I blame the arsonist.
I fully intended to post my favorite recipes of 2011 on New Year's Eve while I sat on my couch, my hand glued to a giant glass of white wine. That was the big plan. Couch time. Giant glass of white wine time. Sentimental reflective time.
It was going to make me uber-emotional and obnoxious. I was going to tell you that "2011 was a year of monumental change for me." I was going to tell you that I got a new job, a new car and a renewed sense of self. It was going to be gross and cliched and everything that makes me hate New Year's and resolutions and people who get reflective after they drink too many giant glasses of white wine.
Instead, I spent New Year's Eve driving down to my parents' house in Orange County because I was convinced that the LA arsonist was going to torch my new car, Molly. I didn't even consider that Molly was more likely to get in an accident driving on the 405, in the fog, on New Year's, than she was to be singled out for the arsonist's next sparkler. Clearly, my reflective skills were not functioning properly.
Again, I blame the arsonist.
Today, four days into the new year, I'm not feeling nearly as sentimental about 2011. I'm feeling convicted. Ready to eat 2012 whole with big messy bites. Just like I ate these recipes -- my favorite of 2011 -- this past year.
While I was, you know, going through all those monumental changes.
Nancy Silverton's Bran Muffins
These will always be the muffins I ate on the morning *I* bought my first car. It's only fitting that they were practically perfect in every way - hearty specimens with an unexpected depth of flavor and tenderness to their interiors. I wouldn't expect anything less from LA's queen of bread and pastry.
Spice Krinkles with Dried Apricots and Chocolate
I thought I'd moved passed the days when I could eat a half dozen cookies in a single sitting. Until this recipe came along. I ate no less than 15 of them this holiday season. These spicy vixens killed all my restraint with their chewy interiors, crackly exteriors and bold accents of apricot and chocolate. Joy to the World, indeed.
Colorful Lentil and Couscous Salad
I never knew a salad could smell intoxicating before I encountered this recipe adapted from the Kitchn. Lentils become anything but ho-hum with the addition of pomegranate molasses, sundried tomatoes and sauteed onion and peppers. Eating it almost made me forget that I'm supposed to be the Quinoa Queen -- not the Lentil Lady.
The only way to improve the most famous tomato sauce in the country is to add an egg and serve it on top of toasted bread. Scott Conant = Genius.
Warm Quinoa Salad with Fried Egg, Spring Vegetables and Herbs
This dish was the theme song of my spring. I scoured the farmer's market every weekend for asparagus and fresh English peas, and went through four basil plants from Trader Joe's making it over the course of the season. This is what delicious obsession looks like.

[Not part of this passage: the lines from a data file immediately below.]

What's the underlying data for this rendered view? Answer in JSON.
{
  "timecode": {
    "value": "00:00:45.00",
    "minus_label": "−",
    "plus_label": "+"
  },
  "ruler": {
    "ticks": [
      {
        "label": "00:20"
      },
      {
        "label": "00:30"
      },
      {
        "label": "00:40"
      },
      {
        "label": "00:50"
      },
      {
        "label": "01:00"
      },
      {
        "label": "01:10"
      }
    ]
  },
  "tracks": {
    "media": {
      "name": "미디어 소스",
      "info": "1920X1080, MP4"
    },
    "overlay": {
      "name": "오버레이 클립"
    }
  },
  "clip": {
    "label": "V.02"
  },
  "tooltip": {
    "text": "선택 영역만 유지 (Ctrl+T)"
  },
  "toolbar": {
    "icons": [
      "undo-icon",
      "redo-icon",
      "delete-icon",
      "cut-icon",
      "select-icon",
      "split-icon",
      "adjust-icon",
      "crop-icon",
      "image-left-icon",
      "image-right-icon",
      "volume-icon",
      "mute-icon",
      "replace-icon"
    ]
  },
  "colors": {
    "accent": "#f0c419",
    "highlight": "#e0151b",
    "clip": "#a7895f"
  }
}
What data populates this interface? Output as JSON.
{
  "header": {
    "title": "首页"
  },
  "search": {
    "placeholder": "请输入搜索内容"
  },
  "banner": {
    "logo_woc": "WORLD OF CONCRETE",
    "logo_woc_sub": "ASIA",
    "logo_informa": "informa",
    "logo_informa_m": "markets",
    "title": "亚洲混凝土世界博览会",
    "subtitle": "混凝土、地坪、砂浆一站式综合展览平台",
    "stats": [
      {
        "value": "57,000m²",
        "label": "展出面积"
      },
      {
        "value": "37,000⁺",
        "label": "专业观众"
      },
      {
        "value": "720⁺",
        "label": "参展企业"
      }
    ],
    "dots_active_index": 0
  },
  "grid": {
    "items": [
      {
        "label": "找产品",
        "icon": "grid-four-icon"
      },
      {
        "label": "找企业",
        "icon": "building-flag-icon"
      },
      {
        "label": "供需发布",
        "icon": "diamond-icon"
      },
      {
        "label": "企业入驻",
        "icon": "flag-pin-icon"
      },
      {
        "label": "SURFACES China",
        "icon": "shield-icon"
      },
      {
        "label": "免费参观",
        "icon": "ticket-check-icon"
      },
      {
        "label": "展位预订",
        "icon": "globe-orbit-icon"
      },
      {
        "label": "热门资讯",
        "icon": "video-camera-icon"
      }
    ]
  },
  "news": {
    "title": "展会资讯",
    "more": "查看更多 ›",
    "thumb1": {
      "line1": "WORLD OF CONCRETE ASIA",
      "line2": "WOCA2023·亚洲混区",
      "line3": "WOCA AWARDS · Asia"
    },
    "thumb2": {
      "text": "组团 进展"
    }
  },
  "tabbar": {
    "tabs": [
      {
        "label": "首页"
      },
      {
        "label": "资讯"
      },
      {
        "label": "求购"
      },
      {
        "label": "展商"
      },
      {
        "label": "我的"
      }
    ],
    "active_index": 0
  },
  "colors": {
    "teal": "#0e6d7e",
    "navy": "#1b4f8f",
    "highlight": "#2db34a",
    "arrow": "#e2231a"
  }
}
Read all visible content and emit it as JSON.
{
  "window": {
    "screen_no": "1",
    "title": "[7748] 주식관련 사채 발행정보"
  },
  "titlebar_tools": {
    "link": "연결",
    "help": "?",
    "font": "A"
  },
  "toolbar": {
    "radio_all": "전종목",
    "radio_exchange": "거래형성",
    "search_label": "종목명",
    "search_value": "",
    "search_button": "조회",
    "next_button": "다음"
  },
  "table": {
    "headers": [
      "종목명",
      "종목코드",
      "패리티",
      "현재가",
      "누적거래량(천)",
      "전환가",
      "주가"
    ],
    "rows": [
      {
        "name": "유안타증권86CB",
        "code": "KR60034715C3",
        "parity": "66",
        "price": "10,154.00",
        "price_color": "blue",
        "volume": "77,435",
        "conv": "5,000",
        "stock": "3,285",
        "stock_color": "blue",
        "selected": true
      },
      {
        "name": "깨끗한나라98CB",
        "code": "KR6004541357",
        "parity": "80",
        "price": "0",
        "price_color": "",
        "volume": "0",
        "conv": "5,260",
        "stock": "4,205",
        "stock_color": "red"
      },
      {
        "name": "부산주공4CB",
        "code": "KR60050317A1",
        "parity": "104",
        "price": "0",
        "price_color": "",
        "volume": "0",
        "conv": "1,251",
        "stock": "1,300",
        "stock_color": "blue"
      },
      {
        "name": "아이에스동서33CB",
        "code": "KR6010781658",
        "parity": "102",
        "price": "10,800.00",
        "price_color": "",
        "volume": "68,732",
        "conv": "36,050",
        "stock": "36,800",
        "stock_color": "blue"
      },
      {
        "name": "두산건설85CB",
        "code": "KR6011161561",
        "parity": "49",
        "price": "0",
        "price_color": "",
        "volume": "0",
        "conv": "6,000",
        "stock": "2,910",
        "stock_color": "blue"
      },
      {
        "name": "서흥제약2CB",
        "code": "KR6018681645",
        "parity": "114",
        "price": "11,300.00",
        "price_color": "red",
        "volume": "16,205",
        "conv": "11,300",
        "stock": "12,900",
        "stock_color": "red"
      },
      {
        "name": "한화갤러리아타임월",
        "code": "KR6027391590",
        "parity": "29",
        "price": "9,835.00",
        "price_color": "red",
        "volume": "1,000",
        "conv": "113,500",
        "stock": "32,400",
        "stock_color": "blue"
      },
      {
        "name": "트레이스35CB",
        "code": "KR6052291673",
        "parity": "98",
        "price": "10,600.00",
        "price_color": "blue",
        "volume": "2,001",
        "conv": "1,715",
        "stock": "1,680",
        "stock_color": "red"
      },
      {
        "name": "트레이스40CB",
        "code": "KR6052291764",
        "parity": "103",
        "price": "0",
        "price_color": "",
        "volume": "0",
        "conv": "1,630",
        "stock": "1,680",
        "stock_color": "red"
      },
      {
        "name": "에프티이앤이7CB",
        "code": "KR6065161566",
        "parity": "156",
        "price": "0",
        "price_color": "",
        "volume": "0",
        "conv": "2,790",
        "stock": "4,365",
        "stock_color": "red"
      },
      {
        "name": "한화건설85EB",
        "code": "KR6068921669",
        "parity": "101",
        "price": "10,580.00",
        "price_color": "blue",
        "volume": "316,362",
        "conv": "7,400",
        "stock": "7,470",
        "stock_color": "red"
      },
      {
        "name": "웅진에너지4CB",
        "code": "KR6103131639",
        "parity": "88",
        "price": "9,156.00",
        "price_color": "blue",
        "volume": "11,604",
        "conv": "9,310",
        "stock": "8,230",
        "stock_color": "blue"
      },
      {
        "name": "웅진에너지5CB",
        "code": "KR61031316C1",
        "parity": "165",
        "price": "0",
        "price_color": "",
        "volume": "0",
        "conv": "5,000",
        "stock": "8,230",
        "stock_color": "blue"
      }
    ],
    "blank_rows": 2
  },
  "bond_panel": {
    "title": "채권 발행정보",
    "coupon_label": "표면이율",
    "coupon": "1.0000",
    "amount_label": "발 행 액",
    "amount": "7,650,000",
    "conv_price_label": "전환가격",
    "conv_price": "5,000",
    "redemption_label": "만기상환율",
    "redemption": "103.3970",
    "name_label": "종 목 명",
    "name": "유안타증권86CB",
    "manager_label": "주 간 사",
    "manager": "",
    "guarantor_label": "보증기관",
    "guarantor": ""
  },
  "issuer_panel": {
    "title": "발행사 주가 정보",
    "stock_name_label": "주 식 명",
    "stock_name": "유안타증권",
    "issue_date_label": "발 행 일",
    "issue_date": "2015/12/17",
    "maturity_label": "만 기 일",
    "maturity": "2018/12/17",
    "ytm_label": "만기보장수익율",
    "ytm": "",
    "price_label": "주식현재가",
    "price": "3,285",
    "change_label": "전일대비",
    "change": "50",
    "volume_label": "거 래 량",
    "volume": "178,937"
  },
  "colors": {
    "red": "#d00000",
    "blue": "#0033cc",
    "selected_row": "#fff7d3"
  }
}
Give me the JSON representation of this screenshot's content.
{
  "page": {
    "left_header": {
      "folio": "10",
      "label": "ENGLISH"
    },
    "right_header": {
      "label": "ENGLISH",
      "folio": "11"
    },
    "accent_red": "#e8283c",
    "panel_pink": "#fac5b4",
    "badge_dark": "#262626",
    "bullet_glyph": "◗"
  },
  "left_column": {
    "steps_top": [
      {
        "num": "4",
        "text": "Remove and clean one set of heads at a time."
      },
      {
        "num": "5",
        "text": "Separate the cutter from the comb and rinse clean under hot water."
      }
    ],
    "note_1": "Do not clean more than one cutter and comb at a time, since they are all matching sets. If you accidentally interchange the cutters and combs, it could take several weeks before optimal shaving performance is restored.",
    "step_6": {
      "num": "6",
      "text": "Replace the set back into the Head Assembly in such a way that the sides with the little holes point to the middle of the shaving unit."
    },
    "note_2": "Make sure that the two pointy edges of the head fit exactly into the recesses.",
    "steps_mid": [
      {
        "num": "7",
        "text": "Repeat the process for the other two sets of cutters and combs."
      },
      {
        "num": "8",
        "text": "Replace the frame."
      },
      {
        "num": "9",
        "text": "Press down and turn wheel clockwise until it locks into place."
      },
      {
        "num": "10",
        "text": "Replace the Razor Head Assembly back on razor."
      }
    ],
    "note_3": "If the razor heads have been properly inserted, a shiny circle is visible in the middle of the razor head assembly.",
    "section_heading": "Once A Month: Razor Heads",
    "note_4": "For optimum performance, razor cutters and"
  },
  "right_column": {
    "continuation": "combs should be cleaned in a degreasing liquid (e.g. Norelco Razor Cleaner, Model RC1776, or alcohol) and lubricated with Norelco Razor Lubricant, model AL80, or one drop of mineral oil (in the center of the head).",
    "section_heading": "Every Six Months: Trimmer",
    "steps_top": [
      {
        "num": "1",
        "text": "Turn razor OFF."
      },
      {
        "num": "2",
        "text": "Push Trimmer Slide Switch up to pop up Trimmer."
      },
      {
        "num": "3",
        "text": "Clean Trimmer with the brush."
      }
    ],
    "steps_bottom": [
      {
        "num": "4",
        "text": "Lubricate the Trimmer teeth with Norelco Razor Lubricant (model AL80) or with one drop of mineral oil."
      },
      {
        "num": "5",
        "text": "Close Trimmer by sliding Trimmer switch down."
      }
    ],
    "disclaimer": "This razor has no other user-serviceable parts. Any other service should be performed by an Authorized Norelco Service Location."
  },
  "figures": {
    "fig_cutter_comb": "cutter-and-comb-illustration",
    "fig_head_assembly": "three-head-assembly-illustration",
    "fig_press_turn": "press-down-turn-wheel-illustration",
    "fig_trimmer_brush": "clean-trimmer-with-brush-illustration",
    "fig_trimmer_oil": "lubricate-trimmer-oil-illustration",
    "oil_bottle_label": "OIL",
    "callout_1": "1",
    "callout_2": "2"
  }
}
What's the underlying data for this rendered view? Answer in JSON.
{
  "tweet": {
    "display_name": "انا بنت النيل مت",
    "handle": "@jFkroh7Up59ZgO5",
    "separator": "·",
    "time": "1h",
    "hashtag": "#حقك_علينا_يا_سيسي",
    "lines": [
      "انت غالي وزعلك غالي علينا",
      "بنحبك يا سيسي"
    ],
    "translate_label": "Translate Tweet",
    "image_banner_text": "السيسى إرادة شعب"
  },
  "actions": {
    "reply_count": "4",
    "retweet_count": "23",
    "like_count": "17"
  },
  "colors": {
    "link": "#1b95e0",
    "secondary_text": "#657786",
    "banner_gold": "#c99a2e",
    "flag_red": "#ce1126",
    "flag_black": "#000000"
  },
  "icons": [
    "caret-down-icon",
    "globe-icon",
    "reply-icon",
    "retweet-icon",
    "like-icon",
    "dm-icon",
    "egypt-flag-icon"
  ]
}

I coined these squares of sin the "Be-All End-All Brownie" for good reason. I have no desire to make any other brownie recipe ever again.
Warm Chickpea and Roasted Cauliflower Salad
Nine months later and I'm still hopelessly hooked on this salad. It's gotten to the point where I can't pass a cauliflower at the farmer's market or grocery store without envisioning it in this form. The key is using absurd quantities of lemon, garlic, parsley, basil, and Parmesan. You'll need a good half head of cauliflower per person.
Red Quinoa Salad with Apples, Walnuts, Dried Cranberries, and Smoked Gouda
This is the salad I make for people who say they don't like quinoa. It's trail mix in a less depraved form --utterly addicting with the different textures and assertive tang from the dried cranberries and sherry vinegar. The deal is sealed with the tiny cubes of smoked gouda. Quinoa haters don't stand a chance.
I'm fairly convinced that this recipe is why Molly Wizenberg married her husband Brandon. I would marry a blender if he made me a crock of these saucy, seductively spiced chickpeas. Particularly if he served it to me with quinoa and roasted cauliflower on the side.
Braised Kale with Chickpeas
This simple dish was the sleeper hit of the year. While perfectly worthy of best recipe status as is, it was also a saving grace without the chickpeas -- a proper side dish for a roast chicken dinner with the parents or companion for a serious steak. It was perhaps most significant, however, when curtly topped with a runny fried egg. It would be indecent of me to not to admit how many mornings I relied on it as a recovery breakfast after one too many indulgences the evening before.